Collected data entries:
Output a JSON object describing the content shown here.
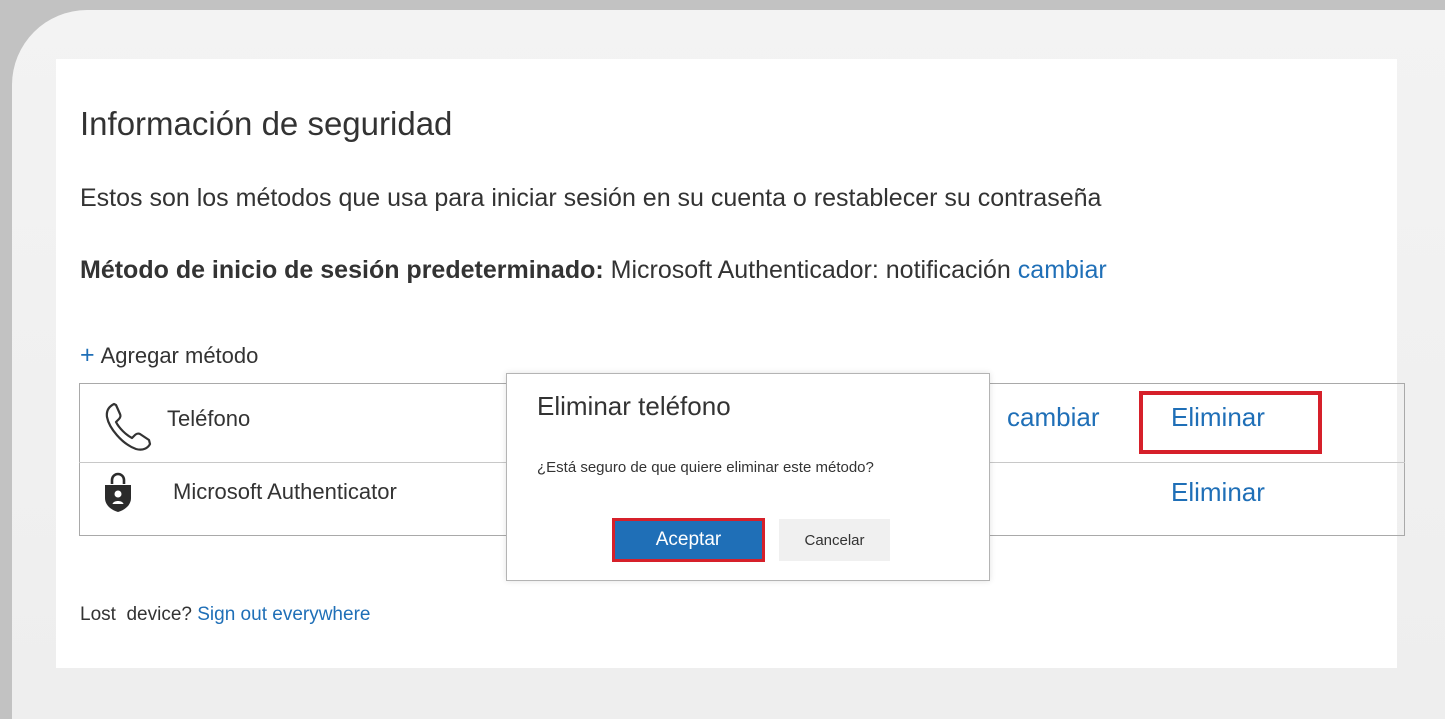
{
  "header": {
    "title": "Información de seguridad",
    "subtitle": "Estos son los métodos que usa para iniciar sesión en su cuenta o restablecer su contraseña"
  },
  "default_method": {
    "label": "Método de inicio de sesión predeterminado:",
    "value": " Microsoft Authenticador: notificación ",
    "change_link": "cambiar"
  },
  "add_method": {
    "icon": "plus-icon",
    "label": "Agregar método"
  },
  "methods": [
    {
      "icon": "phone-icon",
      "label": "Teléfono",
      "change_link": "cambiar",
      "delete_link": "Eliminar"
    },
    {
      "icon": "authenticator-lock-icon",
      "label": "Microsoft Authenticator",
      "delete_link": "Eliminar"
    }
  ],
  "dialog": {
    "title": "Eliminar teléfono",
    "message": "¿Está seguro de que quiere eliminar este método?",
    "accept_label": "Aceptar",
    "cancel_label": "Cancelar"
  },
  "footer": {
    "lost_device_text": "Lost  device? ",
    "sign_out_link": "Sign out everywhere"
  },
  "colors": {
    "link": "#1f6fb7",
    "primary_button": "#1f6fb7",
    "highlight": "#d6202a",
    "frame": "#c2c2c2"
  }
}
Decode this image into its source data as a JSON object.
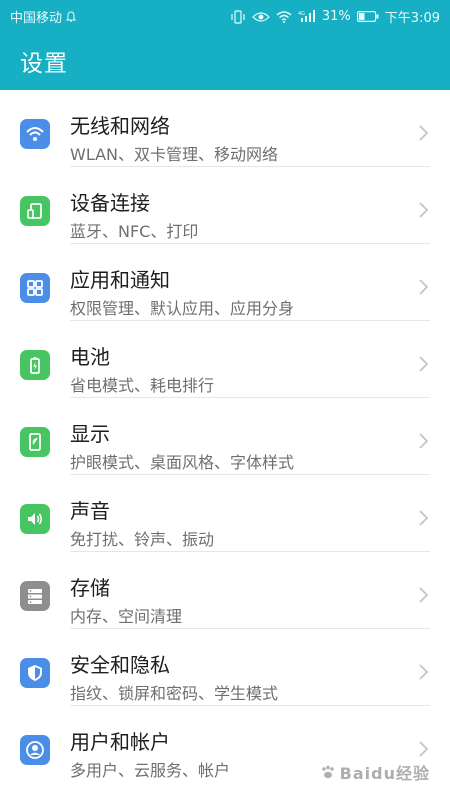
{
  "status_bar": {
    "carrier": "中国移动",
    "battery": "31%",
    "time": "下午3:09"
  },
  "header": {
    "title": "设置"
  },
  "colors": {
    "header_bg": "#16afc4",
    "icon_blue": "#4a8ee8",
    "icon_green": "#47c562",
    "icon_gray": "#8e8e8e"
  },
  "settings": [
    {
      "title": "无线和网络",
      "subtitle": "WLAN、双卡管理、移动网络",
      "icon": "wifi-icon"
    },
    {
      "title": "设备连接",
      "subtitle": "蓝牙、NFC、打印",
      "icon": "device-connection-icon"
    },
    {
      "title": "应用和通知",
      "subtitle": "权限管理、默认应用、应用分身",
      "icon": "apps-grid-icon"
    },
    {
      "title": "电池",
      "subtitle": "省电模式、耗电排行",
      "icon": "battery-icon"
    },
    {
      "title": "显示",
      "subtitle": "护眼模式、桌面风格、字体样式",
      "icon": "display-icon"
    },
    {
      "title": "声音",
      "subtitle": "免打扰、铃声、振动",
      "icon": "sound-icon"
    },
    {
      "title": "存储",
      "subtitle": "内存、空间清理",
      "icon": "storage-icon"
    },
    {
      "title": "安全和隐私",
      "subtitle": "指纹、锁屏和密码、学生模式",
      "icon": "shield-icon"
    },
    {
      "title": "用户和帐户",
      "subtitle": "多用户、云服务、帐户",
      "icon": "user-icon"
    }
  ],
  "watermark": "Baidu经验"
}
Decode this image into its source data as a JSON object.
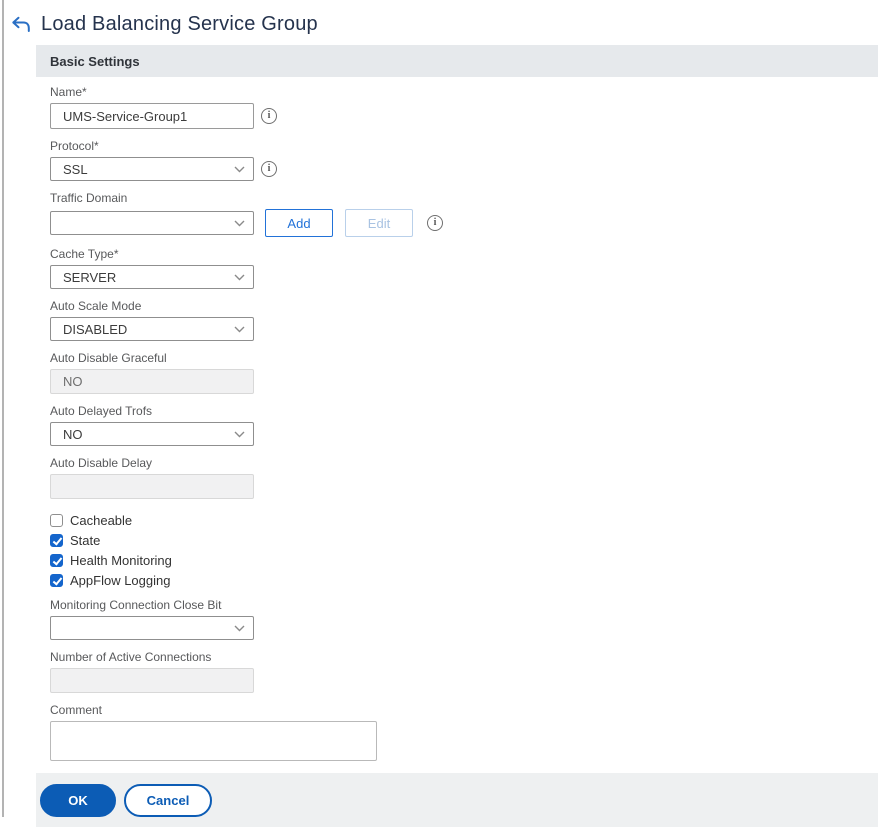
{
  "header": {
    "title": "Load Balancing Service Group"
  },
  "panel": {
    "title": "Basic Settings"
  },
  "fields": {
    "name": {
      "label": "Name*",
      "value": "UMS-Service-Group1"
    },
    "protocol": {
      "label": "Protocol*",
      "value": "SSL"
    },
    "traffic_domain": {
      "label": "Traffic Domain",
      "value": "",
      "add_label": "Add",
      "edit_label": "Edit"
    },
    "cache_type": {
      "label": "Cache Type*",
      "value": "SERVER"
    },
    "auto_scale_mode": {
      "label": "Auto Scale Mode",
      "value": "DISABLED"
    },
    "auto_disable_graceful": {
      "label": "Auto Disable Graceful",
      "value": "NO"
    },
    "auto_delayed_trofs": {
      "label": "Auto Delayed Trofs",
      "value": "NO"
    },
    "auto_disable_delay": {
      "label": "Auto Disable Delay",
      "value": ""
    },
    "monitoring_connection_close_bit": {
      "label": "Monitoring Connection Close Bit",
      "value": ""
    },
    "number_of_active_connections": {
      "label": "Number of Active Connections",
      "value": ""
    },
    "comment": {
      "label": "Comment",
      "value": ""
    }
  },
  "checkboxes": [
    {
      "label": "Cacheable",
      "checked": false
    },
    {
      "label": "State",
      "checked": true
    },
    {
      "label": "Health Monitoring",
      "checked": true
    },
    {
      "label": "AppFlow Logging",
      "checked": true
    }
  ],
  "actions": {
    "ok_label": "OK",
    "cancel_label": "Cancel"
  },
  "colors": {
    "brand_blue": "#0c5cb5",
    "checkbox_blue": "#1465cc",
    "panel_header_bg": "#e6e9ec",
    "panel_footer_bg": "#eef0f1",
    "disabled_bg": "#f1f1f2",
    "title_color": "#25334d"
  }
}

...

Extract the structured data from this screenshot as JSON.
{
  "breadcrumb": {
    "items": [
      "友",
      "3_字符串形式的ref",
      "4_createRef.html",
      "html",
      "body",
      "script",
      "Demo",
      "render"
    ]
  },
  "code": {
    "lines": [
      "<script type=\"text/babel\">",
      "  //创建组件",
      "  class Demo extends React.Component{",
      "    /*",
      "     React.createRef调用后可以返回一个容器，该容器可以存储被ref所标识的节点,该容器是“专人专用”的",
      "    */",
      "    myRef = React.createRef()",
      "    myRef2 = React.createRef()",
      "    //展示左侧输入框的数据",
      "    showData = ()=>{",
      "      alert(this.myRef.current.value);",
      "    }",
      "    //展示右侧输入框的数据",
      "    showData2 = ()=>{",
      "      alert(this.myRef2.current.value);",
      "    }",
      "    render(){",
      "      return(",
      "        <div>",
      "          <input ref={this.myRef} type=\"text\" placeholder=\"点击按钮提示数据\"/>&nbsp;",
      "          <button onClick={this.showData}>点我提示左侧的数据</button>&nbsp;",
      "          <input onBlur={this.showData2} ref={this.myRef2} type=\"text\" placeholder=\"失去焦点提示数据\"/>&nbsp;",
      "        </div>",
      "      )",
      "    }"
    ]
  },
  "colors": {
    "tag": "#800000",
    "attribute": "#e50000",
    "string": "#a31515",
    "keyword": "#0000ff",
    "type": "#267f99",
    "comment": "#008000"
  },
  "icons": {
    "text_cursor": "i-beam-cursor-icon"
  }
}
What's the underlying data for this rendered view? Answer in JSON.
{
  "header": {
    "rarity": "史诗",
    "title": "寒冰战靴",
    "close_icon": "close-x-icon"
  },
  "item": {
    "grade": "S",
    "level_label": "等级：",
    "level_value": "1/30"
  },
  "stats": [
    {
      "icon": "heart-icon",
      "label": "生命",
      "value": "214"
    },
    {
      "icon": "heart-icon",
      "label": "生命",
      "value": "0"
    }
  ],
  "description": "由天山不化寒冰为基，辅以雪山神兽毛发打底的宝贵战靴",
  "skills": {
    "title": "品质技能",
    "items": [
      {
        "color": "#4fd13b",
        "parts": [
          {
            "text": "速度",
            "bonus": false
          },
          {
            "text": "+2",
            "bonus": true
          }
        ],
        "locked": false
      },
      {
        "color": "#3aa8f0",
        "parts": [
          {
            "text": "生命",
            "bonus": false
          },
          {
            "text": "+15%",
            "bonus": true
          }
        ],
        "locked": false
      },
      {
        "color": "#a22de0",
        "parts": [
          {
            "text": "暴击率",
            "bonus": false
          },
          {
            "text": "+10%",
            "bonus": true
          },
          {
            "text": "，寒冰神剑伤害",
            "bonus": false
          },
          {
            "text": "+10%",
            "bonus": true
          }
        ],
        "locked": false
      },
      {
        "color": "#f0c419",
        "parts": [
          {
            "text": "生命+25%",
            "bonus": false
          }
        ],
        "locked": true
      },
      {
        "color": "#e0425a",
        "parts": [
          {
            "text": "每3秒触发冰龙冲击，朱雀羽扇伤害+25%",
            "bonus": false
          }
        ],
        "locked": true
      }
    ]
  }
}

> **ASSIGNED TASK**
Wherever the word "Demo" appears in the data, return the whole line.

> **RESULT**
      "Demo",
      "  class Demo extends React.Component{",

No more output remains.